“Canada is back, my good friends. We’re here to help to build an agreement that will do our children and grandchildren proud,” he said to cheers by international dignitaries.
This was Trudeau’s first major speech as Canada’s prime minister in an international climate change forum. “We will listen to act on scientific advice,” implement carbon pricing to drive a low-carbon economy, and make climate change a “top government priority,” he said to applause.
Trudeau repeated his promise to work closely with provinces and cities, but also Indigenous leaders.
“Indigenous people have known for thousands of years about how to care of our planet. The rest of us have a lot to learn, and no time to waste.”
But the part of the speech that seemed to stir the most reaction was when Trudeau spoke to his commitment to helping developing nations weather the worst of climate change impacts, with an already announced $2.56 billion climate adaptation fund. He said developing nations should have the right to access “clean development technologies.”
“Many of the world’s most vulnerable countries have done little to contribute to the problem, but face the most significant consequences.”
Sophie Harrison, a 21-year-old B.C. student with the Canadian Youth Delegation took it all in, but hoped for firmer commitments.
“We have seen Trudeau use a lot of positive language on taking strong action on climate change, and not give a lot of details. We’re really worried we’ll see a lot of strong language without the strong action to back it up.”

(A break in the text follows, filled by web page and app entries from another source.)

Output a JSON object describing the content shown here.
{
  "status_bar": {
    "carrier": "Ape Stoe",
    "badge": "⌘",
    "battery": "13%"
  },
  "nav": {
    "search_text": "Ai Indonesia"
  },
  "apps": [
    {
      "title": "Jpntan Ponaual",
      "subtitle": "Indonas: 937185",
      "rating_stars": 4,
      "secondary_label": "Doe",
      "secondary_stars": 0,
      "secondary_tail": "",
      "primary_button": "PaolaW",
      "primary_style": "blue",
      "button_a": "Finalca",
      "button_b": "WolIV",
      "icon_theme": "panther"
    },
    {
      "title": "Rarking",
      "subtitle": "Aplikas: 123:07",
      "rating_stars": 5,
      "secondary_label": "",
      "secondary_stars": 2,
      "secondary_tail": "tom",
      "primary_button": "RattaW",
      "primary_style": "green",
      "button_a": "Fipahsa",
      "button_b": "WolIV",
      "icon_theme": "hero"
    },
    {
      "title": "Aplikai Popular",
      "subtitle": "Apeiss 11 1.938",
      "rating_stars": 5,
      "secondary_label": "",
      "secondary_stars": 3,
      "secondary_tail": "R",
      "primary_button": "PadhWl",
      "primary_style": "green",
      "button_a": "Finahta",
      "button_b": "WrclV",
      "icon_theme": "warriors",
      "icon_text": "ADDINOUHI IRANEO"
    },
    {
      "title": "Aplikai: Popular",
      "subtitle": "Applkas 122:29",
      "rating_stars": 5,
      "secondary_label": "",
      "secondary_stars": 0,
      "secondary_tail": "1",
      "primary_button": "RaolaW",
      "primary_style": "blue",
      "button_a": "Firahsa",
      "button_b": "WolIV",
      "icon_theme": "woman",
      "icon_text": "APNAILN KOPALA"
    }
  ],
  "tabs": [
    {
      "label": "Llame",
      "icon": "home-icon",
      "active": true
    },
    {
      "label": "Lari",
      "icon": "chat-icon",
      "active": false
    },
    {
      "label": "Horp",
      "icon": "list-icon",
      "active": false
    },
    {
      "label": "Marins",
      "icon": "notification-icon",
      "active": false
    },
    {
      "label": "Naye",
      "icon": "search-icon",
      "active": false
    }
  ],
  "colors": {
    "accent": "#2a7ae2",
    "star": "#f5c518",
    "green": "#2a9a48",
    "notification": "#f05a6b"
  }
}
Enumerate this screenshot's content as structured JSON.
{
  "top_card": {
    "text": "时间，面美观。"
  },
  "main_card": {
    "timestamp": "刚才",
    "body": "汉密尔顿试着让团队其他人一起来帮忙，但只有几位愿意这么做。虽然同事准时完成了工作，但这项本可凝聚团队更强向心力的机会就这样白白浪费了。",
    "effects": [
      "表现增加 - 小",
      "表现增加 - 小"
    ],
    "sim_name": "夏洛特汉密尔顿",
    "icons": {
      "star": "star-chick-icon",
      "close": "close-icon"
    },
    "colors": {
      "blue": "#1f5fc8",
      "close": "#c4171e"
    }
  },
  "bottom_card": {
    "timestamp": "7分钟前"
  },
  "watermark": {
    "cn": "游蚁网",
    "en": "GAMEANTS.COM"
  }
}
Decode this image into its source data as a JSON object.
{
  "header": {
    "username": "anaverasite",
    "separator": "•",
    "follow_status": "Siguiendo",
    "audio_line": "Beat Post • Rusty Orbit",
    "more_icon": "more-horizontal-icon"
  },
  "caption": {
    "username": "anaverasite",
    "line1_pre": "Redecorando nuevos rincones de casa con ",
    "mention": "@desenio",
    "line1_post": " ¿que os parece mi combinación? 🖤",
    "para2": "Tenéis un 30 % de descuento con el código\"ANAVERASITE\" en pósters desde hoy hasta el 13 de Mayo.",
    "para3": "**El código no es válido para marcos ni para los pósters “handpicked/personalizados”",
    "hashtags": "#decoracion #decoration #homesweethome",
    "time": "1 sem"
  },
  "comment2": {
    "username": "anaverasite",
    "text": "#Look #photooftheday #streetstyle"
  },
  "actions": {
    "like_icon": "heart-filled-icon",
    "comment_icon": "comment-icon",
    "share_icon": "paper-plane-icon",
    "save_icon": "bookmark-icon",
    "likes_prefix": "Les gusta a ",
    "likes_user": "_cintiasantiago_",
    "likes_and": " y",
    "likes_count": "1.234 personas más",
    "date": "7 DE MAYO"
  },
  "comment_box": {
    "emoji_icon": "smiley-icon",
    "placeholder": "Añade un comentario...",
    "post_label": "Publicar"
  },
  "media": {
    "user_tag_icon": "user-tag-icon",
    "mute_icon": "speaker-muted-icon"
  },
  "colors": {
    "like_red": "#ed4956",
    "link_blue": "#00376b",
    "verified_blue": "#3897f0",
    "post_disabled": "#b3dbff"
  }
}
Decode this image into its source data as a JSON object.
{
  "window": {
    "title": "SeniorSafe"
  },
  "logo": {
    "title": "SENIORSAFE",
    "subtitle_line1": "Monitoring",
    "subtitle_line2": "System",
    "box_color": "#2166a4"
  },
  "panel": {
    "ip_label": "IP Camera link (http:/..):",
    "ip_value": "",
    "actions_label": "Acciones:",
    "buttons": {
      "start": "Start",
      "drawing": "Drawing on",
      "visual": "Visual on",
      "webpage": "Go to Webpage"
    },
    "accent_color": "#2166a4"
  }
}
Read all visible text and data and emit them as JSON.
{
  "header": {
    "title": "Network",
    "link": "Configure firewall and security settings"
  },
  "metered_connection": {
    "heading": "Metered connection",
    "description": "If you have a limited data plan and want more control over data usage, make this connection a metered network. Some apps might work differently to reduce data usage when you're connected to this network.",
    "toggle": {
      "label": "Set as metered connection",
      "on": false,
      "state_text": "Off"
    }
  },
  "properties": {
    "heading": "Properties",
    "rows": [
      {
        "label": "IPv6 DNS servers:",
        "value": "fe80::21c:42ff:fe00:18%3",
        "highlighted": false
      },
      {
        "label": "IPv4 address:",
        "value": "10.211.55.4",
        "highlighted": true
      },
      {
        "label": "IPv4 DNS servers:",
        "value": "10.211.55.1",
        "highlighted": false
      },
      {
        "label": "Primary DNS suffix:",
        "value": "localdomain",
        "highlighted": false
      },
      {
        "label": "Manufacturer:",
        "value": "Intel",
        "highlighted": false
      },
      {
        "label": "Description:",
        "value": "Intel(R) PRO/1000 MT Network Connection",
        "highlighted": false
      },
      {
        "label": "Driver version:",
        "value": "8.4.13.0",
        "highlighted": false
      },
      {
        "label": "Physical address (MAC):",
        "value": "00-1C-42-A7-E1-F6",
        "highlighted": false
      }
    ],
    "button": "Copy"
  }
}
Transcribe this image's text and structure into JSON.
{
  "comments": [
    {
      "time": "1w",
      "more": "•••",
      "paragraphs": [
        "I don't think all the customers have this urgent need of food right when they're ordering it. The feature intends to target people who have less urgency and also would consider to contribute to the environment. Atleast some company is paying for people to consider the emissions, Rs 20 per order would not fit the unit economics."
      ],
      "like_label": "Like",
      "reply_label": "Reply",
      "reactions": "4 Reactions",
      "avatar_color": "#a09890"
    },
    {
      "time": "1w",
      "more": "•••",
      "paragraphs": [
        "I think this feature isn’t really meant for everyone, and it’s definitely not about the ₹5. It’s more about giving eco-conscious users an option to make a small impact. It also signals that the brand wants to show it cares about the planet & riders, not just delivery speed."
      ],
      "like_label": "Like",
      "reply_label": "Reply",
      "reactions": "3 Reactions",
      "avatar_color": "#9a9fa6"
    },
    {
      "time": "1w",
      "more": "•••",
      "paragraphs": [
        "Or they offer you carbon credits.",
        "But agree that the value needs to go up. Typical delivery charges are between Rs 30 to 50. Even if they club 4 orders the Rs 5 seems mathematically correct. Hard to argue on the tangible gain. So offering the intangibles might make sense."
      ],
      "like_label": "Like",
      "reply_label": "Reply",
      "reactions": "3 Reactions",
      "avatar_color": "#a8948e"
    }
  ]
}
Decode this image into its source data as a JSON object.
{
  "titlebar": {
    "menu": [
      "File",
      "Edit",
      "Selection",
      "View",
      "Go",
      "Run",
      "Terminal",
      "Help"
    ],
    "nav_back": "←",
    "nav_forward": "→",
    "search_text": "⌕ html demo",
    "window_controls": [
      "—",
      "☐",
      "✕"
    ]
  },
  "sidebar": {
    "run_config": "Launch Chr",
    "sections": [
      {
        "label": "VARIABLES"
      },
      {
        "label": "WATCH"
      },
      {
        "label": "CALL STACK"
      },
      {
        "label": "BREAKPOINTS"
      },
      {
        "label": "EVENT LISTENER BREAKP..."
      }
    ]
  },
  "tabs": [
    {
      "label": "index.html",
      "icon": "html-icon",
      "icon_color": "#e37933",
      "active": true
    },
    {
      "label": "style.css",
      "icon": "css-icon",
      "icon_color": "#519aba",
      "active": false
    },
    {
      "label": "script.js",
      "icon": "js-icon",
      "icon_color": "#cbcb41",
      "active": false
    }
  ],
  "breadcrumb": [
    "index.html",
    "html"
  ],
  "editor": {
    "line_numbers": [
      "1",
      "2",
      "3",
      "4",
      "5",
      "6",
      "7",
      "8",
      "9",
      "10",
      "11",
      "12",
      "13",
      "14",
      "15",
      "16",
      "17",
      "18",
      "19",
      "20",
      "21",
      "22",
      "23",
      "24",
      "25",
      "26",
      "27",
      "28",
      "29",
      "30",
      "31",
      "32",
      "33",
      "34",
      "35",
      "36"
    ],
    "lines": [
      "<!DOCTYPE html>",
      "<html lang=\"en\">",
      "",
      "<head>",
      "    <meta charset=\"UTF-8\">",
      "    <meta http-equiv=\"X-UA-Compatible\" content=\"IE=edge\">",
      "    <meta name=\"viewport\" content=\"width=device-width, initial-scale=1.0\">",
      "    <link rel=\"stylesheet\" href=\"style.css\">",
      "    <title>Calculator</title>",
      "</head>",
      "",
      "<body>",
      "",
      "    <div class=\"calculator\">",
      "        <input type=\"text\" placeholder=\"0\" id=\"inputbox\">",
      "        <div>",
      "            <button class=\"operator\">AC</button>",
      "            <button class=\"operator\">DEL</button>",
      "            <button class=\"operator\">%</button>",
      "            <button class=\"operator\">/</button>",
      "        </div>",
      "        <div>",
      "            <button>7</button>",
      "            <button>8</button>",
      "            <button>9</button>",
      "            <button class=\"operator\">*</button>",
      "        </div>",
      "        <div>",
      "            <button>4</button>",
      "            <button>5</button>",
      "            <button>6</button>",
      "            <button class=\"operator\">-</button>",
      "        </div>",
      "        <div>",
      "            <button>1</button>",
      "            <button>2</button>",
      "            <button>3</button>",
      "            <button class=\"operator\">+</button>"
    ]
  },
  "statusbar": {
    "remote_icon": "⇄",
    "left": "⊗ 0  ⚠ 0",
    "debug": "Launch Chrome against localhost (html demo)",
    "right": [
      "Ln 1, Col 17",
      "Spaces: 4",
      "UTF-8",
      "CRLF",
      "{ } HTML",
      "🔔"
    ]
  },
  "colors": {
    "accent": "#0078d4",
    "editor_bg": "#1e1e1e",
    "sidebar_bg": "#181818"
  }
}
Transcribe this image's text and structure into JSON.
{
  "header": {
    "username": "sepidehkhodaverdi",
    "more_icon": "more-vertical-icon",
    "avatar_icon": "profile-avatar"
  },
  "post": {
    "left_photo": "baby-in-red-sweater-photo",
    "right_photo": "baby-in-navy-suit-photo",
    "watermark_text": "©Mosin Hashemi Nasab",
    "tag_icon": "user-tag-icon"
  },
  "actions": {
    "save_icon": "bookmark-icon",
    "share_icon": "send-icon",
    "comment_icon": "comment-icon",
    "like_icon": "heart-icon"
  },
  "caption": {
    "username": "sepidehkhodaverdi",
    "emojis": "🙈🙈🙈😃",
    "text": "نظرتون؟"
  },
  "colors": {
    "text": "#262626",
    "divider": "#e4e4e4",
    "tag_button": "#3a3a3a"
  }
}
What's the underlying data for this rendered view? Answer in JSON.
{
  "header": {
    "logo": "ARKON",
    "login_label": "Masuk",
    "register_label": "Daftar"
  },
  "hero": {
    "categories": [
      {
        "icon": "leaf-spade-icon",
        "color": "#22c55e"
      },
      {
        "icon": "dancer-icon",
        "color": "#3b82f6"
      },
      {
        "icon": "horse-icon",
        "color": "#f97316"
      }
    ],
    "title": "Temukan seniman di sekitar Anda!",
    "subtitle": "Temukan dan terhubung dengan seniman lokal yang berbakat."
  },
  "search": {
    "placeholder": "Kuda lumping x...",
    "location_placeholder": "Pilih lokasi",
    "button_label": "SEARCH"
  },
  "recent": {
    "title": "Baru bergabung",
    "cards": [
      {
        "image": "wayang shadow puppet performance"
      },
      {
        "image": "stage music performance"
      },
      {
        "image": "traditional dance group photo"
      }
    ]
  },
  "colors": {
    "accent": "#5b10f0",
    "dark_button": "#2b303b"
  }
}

“We have very clear asks. We want to see a completely fossil-free economy by 2050, and that’s going to take some pretty bold action which has to start now... we need a rapid transition to clean energy, and energy projects that respect Indigenous rights,” added Harrison.
Climate negotiations observers with the David Suzuki Foundation also wanted more details.
“The recent federal and provincial commitments have been substantial, but are not a complete response for the country,” said Ian Bruce, director of science and policy for foundation.
“In order to seize the opportunity that the global climate summit represents, Canada needs to be clear about where it is going and how long it will take.”
Earlier in the day, Trudeau also gave an impromptu press conference, flanked by five Canadian Premiers: Notley, Clark, Wynne, Couillard and Wall.
Vancouver Mayor Gregor Robertson's chief of staff Michael Magee was impressed. He also attended COP in Copenhagen in 2009, and compared to that meeting, says Magee, Trudeau is exhibiting more joint commitment with provinces on the climate file than anything the Conservatives ever offered.
“It’s a huge, massive change from Copenhagen, where we were witnessing empty chairs at the Canadian desk, and the absence of any commitment to even talk about the issue, let along having physical bodies there.”
“We’ve all been suffering political PTSD… It feels totally revolutionary, from what we’ve had with nine years of Harper,” said Magee.
Trudeau spends another day in Paris on Tuesday, then returns for the opening of Parliament in Ottawa on Thursday, along with environment and climate change Minister McKenna. Canadian negotiators begin the round-the-clock talks Monday night.